(PROBLEM TO WORK ON): Reproduce, without alteration, every line of the data; exclude the images.

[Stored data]
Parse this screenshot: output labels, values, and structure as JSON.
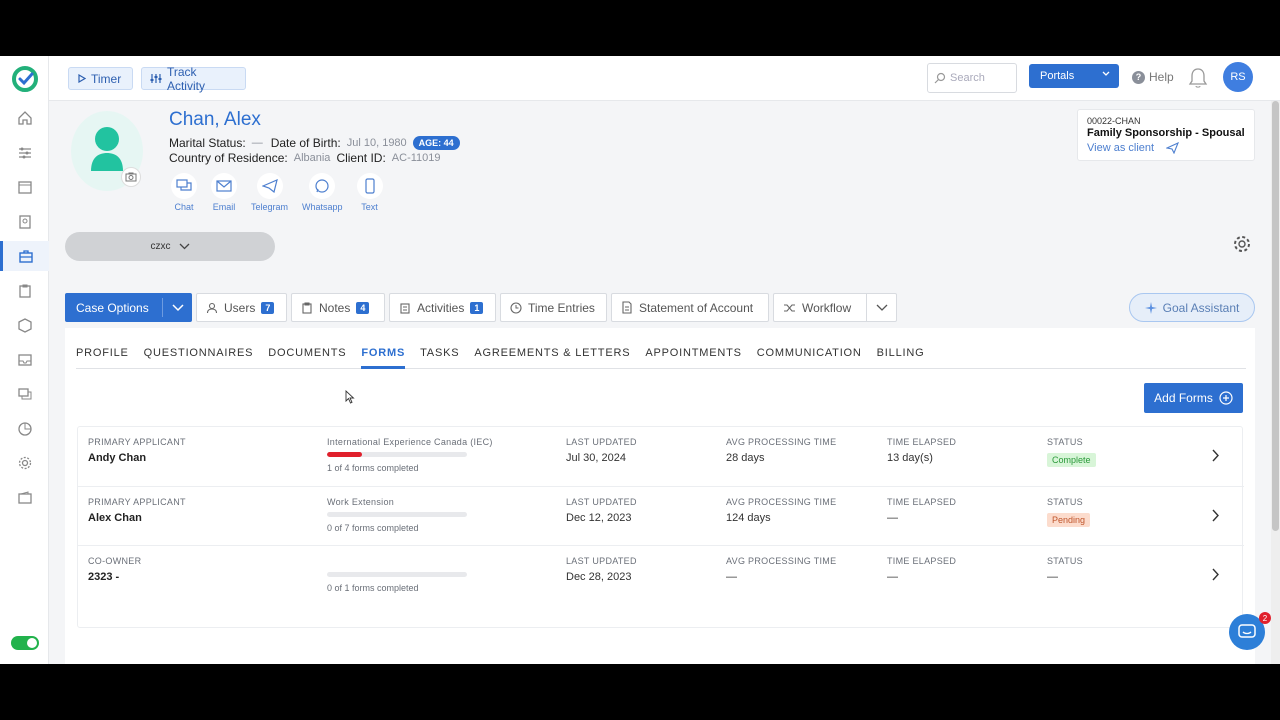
{
  "topbar": {
    "timer_label": "Timer",
    "track_label": "Track Activity",
    "search_placeholder": "Search",
    "portals_label": "Portals",
    "help_label": "Help",
    "user_initials": "RS"
  },
  "client": {
    "name": "Chan, Alex",
    "marital_status_label": "Marital Status:",
    "marital_status_value": "—",
    "dob_label": "Date of Birth:",
    "dob_value": "Jul 10, 1980",
    "age_badge": "AGE: 44",
    "country_label": "Country of Residence:",
    "country_value": "Albania",
    "client_id_label": "Client ID:",
    "client_id_value": "AC-11019"
  },
  "contacts": [
    {
      "label": "Chat",
      "icon": "chat-icon"
    },
    {
      "label": "Email",
      "icon": "email-icon"
    },
    {
      "label": "Telegram",
      "icon": "telegram-icon"
    },
    {
      "label": "Whatsapp",
      "icon": "whatsapp-icon"
    },
    {
      "label": "Text",
      "icon": "phone-icon"
    }
  ],
  "case_card": {
    "code": "00022-CHAN",
    "title": "Family Sponsorship - Spousal",
    "link": "View as client"
  },
  "case_selector": "czxc",
  "action_bar": {
    "case_options": "Case Options",
    "users": {
      "label": "Users",
      "count": "7"
    },
    "notes": {
      "label": "Notes",
      "count": "4"
    },
    "activities": {
      "label": "Activities",
      "count": "1"
    },
    "time_entries": "Time Entries",
    "statement": "Statement of Account",
    "workflow": "Workflow",
    "goal_assistant": "Goal Assistant"
  },
  "tabs": [
    "PROFILE",
    "QUESTIONNAIRES",
    "DOCUMENTS",
    "FORMS",
    "TASKS",
    "AGREEMENTS & LETTERS",
    "APPOINTMENTS",
    "COMMUNICATION",
    "BILLING"
  ],
  "active_tab": "FORMS",
  "add_forms_label": "Add Forms",
  "columns": {
    "last_updated": "LAST UPDATED",
    "avg_processing": "AVG PROCESSING TIME",
    "time_elapsed": "TIME ELAPSED",
    "status": "STATUS"
  },
  "forms": [
    {
      "role": "PRIMARY APPLICANT",
      "person": "Andy Chan",
      "program": "International Experience Canada (IEC)",
      "progress": 0.25,
      "progress_text": "1 of 4 forms completed",
      "last_updated": "Jul 30, 2024",
      "avg_processing": "28 days",
      "time_elapsed": "13 day(s)",
      "status": "Complete"
    },
    {
      "role": "PRIMARY APPLICANT",
      "person": "Alex Chan",
      "program": "Work Extension",
      "progress": 0,
      "progress_text": "0 of 7 forms completed",
      "last_updated": "Dec 12, 2023",
      "avg_processing": "124 days",
      "time_elapsed": "—",
      "status": "Pending"
    },
    {
      "role": "CO-OWNER",
      "person": "2323 -",
      "program": "",
      "progress": 0,
      "progress_text": "0 of 1 forms completed",
      "last_updated": "Dec 28, 2023",
      "avg_processing": "—",
      "time_elapsed": "—",
      "status": "—"
    }
  ],
  "chat_unread": "2",
  "colors": {
    "accent": "#2d6fd0",
    "progress": "#e0202c",
    "complete": "#2a9a3a",
    "pending": "#c0562c"
  }
}
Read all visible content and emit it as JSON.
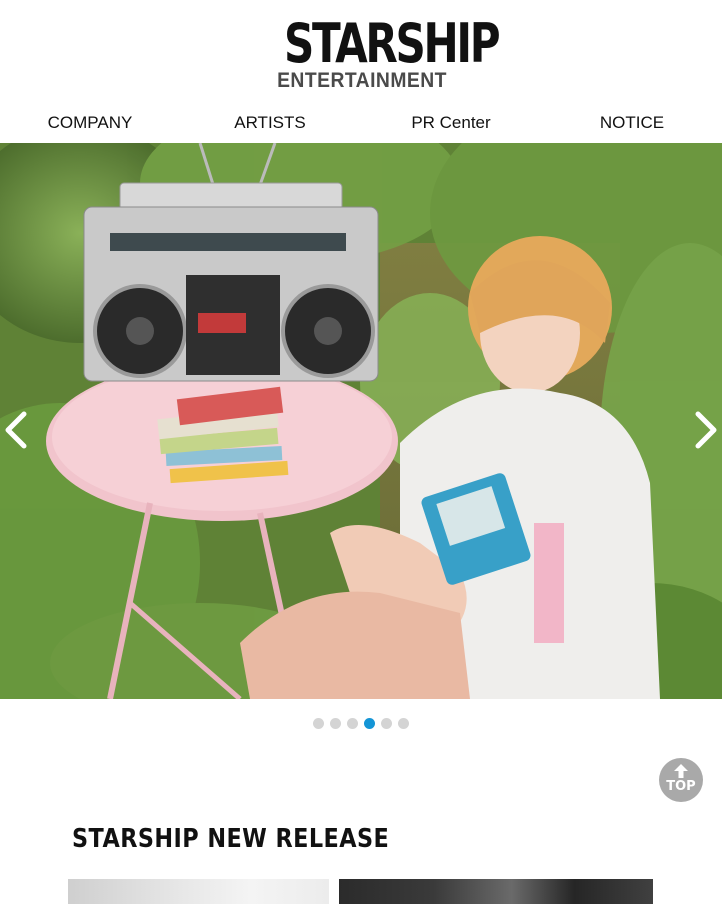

(SOLUTION):
Parse this screenshot: output labels, values, and structure as JSON.
{
  "topbar": {
    "timer_label": "Timer",
    "track_label": "Track Activity",
    "search_placeholder": "Search",
    "portals_label": "Portals",
    "help_label": "Help",
    "user_initials": "RS"
  },
  "client": {
    "name": "Chan, Alex",
    "marital_status_label": "Marital Status:",
    "marital_status_value": "—",
    "dob_label": "Date of Birth:",
    "dob_value": "Jul 10, 1980",
    "age_badge": "AGE: 44",
    "country_label": "Country of Residence:",
    "country_value": "Albania",
    "client_id_label": "Client ID:",
    "client_id_value": "AC-11019"
  },
  "contacts": [
    {
      "label": "Chat",
      "icon": "chat-icon"
    },
    {
      "label": "Email",
      "icon": "email-icon"
    },
    {
      "label": "Telegram",
      "icon": "telegram-icon"
    },
    {
      "label": "Whatsapp",
      "icon": "whatsapp-icon"
    },
    {
      "label": "Text",
      "icon": "phone-icon"
    }
  ],
  "case_card": {
    "code": "00022-CHAN",
    "title": "Family Sponsorship - Spousal",
    "link": "View as client"
  },
  "case_selector": "czxc",
  "action_bar": {
    "case_options": "Case Options",
    "users": {
      "label": "Users",
      "count": "7"
    },
    "notes": {
      "label": "Notes",
      "count": "4"
    },
    "activities": {
      "label": "Activities",
      "count": "1"
    },
    "time_entries": "Time Entries",
    "statement": "Statement of Account",
    "workflow": "Workflow",
    "goal_assistant": "Goal Assistant"
  },
  "tabs": [
    "PROFILE",
    "QUESTIONNAIRES",
    "DOCUMENTS",
    "FORMS",
    "TASKS",
    "AGREEMENTS & LETTERS",
    "APPOINTMENTS",
    "COMMUNICATION",
    "BILLING"
  ],
  "active_tab": "FORMS",
  "add_forms_label": "Add Forms",
  "columns": {
    "last_updated": "LAST UPDATED",
    "avg_processing": "AVG PROCESSING TIME",
    "time_elapsed": "TIME ELAPSED",
    "status": "STATUS"
  },
  "forms": [
    {
      "role": "PRIMARY APPLICANT",
      "person": "Andy Chan",
      "program": "International Experience Canada (IEC)",
      "progress": 0.25,
      "progress_text": "1 of 4 forms completed",
      "last_updated": "Jul 30, 2024",
      "avg_processing": "28 days",
      "time_elapsed": "13 day(s)",
      "status": "Complete"
    },
    {
      "role": "PRIMARY APPLICANT",
      "person": "Alex Chan",
      "program": "Work Extension",
      "progress": 0,
      "progress_text": "0 of 7 forms completed",
      "last_updated": "Dec 12, 2023",
      "avg_processing": "124 days",
      "time_elapsed": "—",
      "status": "Pending"
    },
    {
      "role": "CO-OWNER",
      "person": "2323 -",
      "program": "",
      "progress": 0,
      "progress_text": "0 of 1 forms completed",
      "last_updated": "Dec 28, 2023",
      "avg_processing": "—",
      "time_elapsed": "—",
      "status": "—"
    }
  ],
  "chat_unread": "2",
  "colors": {
    "accent": "#2d6fd0",
    "progress": "#e0202c",
    "complete": "#2a9a3a",
    "pending": "#c0562c"
  }
}
Read all visible content and emit it as JSON.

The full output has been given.